• _WHAT THE TASK REQUIRES_:
Locate the string "helloworld" in the records below. Copy every line where it occurs.

:: MATERIAL FOR THIS EXERCISE ::

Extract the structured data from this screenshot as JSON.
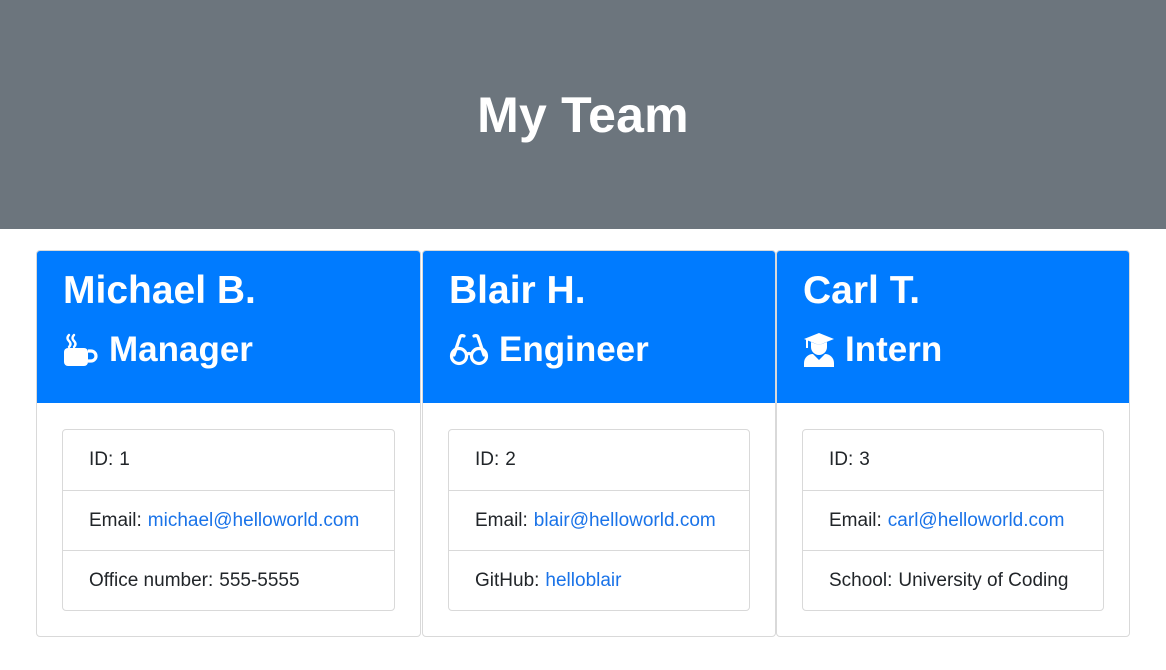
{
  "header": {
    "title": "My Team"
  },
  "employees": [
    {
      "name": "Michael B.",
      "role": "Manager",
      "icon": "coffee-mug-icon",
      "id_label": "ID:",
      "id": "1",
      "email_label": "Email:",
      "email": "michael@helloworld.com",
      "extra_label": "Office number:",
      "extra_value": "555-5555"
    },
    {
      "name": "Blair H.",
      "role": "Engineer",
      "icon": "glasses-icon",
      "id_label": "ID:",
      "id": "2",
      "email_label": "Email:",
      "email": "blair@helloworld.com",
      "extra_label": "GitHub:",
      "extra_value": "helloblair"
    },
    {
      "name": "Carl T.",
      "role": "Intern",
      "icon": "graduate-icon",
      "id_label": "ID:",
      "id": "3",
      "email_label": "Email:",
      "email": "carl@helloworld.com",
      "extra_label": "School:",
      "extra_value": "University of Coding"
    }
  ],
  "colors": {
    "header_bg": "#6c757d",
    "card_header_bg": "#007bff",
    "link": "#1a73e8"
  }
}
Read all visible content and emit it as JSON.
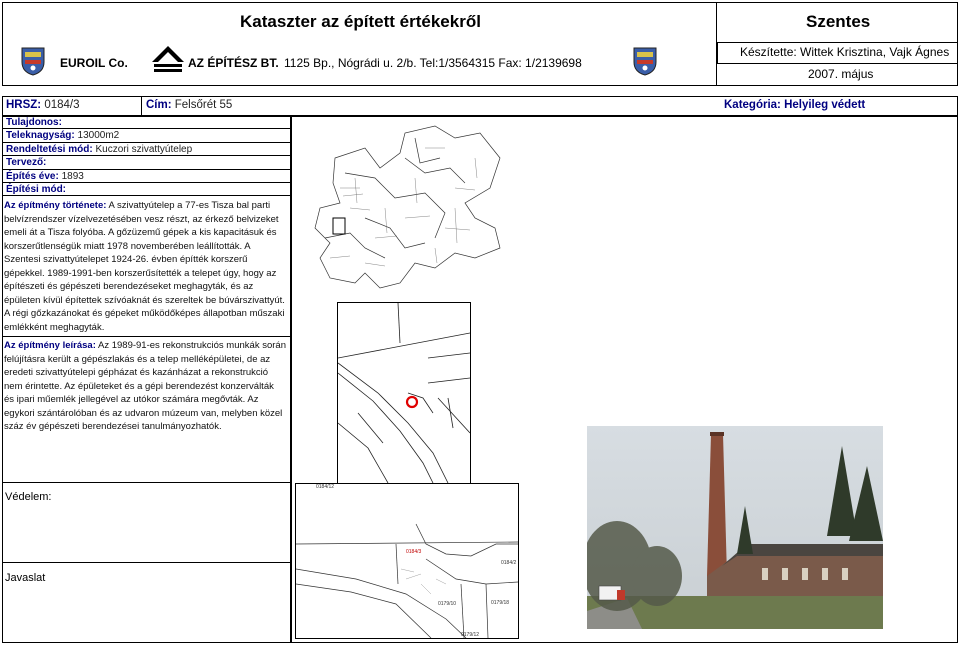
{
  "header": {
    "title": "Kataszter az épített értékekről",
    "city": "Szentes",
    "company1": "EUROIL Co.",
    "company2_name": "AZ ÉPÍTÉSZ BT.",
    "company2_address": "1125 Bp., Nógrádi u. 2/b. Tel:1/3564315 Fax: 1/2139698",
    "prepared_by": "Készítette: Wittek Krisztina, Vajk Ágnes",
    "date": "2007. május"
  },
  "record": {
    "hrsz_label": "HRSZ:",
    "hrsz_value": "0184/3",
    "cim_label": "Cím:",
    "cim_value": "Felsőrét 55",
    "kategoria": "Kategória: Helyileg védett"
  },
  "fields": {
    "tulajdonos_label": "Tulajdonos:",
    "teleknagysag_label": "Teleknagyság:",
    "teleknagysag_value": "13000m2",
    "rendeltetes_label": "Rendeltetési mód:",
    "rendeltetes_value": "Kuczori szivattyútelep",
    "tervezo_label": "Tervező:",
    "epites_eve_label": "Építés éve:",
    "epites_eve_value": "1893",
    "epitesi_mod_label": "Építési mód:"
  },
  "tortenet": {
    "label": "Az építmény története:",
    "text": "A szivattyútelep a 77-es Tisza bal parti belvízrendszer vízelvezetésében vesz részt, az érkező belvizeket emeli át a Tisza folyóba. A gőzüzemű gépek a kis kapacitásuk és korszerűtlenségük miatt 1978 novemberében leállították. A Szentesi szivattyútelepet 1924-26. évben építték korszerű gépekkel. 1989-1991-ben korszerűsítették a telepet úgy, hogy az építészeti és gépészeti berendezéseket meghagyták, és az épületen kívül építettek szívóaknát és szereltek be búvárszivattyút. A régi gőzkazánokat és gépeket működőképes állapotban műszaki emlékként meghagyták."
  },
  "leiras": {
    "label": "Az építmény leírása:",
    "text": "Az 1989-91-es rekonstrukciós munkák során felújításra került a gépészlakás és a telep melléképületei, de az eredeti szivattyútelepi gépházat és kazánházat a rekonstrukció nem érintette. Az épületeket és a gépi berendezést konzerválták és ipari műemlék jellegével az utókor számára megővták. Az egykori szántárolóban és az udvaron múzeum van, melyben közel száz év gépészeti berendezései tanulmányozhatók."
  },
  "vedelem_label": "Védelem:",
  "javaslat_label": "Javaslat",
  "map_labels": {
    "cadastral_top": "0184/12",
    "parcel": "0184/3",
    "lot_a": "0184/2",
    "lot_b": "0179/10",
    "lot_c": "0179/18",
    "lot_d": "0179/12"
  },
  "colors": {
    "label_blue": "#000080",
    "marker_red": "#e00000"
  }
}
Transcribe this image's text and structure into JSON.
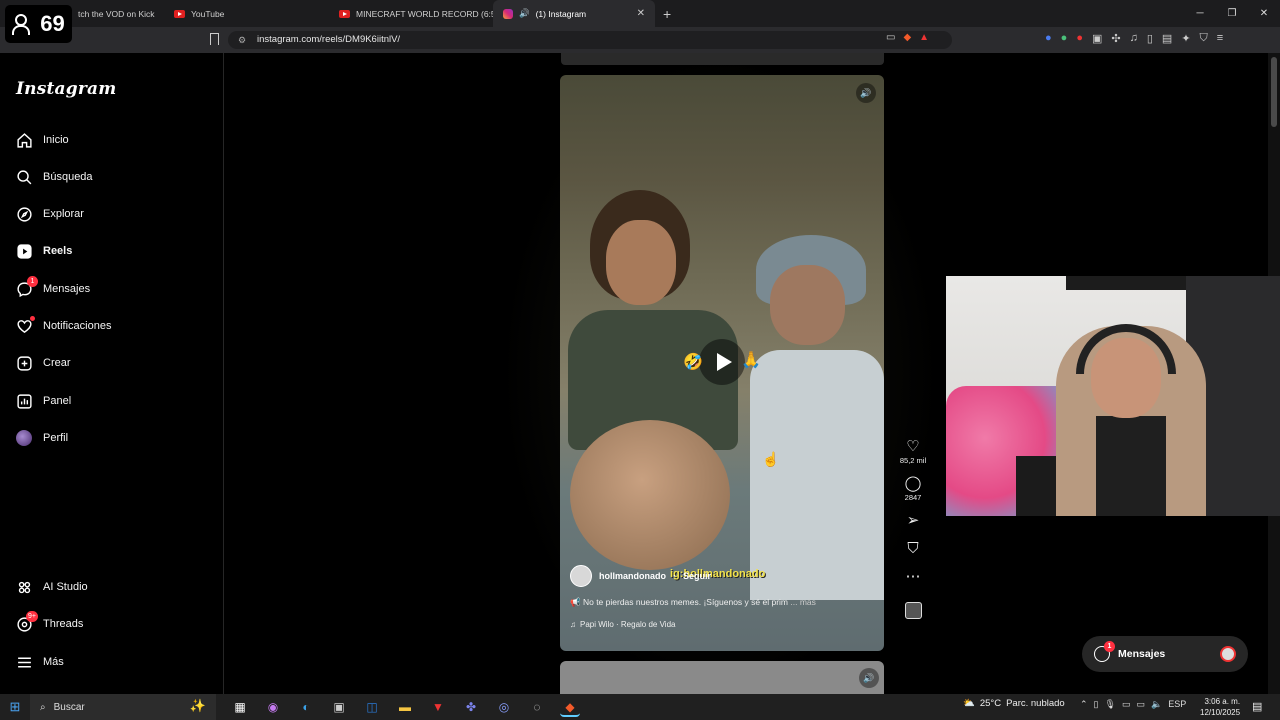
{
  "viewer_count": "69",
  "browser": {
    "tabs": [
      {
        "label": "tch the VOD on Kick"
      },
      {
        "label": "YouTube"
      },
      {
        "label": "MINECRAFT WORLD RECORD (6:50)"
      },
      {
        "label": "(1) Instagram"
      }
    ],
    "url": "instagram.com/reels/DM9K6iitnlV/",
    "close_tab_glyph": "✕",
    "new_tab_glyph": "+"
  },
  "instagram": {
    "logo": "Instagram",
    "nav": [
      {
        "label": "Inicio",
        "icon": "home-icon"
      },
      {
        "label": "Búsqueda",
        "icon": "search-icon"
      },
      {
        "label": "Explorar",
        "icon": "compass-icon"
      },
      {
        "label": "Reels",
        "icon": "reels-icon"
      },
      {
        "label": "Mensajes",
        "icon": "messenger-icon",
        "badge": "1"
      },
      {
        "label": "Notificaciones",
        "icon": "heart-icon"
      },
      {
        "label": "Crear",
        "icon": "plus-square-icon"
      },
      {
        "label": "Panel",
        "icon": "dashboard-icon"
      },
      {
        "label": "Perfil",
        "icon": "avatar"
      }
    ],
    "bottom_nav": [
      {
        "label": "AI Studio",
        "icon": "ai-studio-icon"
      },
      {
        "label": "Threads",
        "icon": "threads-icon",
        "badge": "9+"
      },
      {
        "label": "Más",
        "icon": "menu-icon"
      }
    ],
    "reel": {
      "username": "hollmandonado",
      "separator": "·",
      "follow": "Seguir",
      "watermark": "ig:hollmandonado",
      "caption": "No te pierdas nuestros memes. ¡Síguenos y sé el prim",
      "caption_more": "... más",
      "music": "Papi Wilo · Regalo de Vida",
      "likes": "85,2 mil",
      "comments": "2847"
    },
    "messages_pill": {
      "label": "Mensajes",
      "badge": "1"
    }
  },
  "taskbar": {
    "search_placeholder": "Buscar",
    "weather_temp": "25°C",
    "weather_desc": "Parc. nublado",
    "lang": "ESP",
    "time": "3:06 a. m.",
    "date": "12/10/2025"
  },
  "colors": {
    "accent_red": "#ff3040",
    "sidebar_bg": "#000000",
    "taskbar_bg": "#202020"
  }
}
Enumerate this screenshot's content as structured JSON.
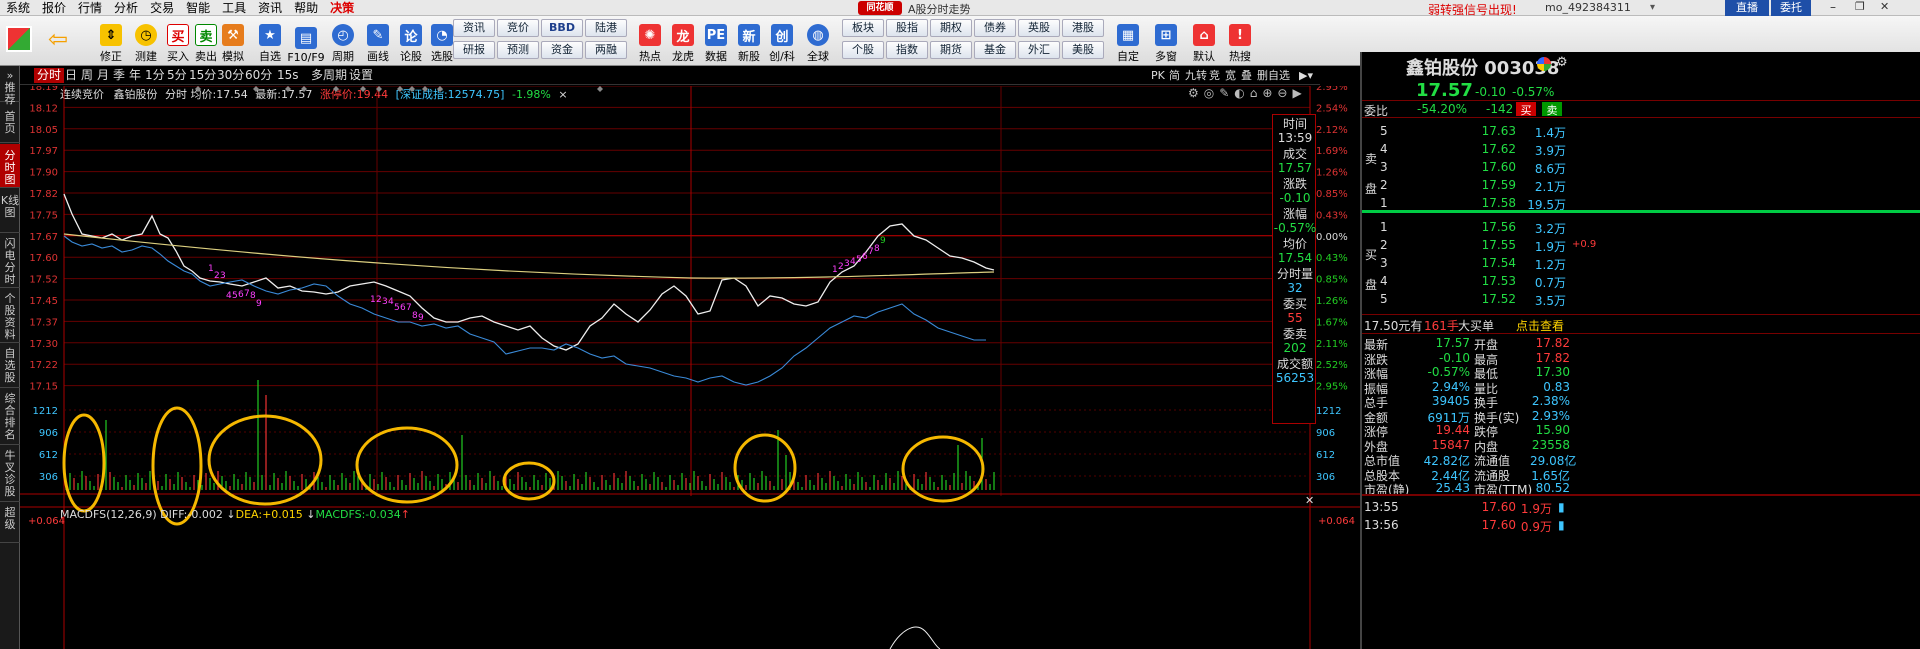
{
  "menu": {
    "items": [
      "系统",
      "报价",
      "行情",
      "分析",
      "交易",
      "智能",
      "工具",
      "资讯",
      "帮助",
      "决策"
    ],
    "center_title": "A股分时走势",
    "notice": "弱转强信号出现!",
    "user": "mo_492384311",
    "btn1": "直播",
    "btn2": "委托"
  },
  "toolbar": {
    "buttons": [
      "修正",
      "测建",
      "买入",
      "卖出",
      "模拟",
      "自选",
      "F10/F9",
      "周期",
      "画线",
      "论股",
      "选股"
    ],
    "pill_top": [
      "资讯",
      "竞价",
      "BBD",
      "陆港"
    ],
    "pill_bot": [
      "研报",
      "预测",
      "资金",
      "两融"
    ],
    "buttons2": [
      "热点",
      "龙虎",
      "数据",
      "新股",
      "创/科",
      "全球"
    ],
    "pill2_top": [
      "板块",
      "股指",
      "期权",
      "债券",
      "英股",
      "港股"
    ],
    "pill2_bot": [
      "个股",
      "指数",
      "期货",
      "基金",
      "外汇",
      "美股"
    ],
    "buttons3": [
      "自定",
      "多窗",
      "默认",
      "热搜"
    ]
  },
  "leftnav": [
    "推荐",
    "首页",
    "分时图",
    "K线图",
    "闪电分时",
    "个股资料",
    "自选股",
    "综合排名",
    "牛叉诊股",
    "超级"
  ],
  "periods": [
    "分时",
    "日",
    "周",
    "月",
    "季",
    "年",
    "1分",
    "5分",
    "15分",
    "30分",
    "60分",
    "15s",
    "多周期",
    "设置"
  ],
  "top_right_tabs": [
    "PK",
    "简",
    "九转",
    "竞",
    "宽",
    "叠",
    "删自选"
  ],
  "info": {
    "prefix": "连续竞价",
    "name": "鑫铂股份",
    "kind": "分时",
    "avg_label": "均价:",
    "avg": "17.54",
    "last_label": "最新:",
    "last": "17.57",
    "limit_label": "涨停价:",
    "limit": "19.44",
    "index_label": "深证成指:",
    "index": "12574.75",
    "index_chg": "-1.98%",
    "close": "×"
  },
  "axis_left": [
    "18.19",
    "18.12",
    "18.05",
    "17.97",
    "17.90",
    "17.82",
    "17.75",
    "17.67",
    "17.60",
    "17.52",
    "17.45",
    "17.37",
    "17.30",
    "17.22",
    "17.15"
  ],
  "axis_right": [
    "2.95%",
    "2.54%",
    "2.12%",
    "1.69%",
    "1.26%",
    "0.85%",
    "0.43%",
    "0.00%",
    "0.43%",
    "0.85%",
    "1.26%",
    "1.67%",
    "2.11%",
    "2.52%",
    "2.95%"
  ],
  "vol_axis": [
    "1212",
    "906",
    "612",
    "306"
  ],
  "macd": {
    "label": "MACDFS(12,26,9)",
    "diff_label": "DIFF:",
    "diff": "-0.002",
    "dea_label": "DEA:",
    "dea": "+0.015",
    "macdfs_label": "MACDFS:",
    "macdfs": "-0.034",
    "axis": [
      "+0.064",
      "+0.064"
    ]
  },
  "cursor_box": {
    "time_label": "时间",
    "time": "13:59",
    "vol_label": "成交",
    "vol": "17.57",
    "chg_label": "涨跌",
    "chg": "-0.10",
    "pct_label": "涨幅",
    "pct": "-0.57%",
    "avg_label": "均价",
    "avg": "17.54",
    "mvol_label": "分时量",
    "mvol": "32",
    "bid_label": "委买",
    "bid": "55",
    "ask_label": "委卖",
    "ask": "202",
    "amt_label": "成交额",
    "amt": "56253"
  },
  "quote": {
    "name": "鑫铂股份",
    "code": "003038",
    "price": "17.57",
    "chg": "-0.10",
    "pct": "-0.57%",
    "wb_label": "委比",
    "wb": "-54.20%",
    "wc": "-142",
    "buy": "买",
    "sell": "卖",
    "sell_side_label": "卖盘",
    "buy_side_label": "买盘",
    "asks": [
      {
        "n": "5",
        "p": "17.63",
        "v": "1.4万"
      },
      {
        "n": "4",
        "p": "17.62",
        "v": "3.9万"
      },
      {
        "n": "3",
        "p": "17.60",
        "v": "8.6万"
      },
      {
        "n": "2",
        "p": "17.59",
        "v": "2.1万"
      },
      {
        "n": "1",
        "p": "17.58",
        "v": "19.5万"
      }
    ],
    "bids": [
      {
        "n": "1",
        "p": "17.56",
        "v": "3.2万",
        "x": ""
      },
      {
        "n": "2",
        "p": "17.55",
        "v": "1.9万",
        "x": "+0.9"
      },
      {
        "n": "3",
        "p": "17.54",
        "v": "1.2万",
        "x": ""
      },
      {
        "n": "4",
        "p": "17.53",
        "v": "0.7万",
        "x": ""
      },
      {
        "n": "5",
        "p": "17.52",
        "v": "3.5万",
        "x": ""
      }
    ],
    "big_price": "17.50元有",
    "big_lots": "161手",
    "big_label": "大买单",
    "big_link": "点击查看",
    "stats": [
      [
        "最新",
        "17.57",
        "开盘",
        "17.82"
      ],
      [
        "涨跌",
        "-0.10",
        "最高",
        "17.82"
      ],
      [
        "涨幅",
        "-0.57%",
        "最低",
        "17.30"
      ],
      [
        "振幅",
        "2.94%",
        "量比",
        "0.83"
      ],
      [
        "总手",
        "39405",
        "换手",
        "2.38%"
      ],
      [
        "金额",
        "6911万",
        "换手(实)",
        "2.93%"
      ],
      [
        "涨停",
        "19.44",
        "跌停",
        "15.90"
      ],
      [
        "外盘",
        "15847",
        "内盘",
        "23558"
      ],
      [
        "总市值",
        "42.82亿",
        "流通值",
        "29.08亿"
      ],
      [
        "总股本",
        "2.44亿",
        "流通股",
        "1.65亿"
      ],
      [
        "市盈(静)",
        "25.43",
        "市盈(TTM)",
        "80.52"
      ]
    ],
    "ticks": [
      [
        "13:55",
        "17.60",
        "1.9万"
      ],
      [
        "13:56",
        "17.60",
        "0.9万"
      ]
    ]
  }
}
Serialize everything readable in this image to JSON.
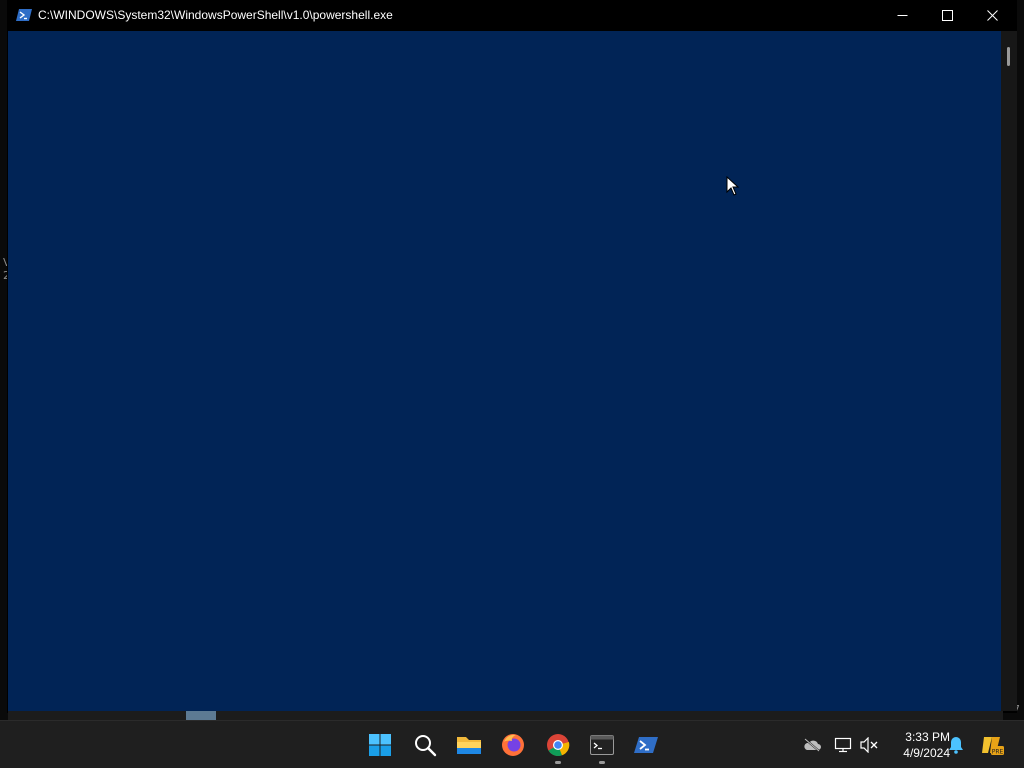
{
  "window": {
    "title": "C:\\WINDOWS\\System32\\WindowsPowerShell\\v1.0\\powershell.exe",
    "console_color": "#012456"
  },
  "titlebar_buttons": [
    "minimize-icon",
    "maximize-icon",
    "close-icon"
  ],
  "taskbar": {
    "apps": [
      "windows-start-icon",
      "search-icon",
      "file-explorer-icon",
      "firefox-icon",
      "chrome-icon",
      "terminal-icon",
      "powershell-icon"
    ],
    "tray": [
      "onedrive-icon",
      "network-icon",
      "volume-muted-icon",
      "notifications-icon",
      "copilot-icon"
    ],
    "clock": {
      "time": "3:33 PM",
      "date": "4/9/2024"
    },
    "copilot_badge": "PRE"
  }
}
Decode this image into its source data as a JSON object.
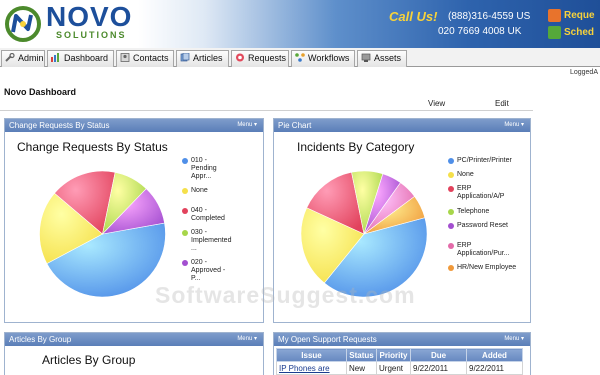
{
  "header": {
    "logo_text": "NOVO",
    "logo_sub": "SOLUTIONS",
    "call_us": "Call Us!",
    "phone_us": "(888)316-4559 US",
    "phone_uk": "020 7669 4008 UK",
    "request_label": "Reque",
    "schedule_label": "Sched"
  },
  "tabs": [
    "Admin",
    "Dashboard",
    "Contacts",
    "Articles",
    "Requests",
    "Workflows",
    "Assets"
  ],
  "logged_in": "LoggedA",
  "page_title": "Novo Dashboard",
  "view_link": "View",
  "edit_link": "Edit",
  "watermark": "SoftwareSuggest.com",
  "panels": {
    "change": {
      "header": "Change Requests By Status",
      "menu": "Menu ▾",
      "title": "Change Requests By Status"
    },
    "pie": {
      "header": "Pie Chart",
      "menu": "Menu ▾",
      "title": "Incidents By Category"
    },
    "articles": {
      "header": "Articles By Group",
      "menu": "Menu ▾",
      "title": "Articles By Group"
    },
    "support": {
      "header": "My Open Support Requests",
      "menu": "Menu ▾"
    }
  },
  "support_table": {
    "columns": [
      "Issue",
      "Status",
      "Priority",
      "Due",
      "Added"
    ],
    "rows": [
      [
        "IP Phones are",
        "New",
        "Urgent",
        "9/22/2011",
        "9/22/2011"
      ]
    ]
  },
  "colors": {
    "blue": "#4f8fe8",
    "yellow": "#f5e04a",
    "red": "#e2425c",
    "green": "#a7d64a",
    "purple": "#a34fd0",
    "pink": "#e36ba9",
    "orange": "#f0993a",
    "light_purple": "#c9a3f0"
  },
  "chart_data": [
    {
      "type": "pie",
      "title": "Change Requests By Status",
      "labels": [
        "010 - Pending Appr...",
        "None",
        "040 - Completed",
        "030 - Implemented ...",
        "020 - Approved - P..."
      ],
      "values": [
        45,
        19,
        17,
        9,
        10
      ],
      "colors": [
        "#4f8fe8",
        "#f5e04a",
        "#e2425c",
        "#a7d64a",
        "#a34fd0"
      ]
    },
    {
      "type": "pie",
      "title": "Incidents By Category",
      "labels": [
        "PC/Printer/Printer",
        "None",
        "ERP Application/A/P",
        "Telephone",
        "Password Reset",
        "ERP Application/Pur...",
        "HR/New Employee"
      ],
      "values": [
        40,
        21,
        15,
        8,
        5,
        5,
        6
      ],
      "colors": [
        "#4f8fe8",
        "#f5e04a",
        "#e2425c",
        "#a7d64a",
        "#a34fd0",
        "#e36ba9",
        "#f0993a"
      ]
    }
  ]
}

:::

• _SOLVED PROBLEM_:
      "email": "michael@helloworld.com",
      "email": "blair@helloworld.com",
      "email": "carl@helloworld.com",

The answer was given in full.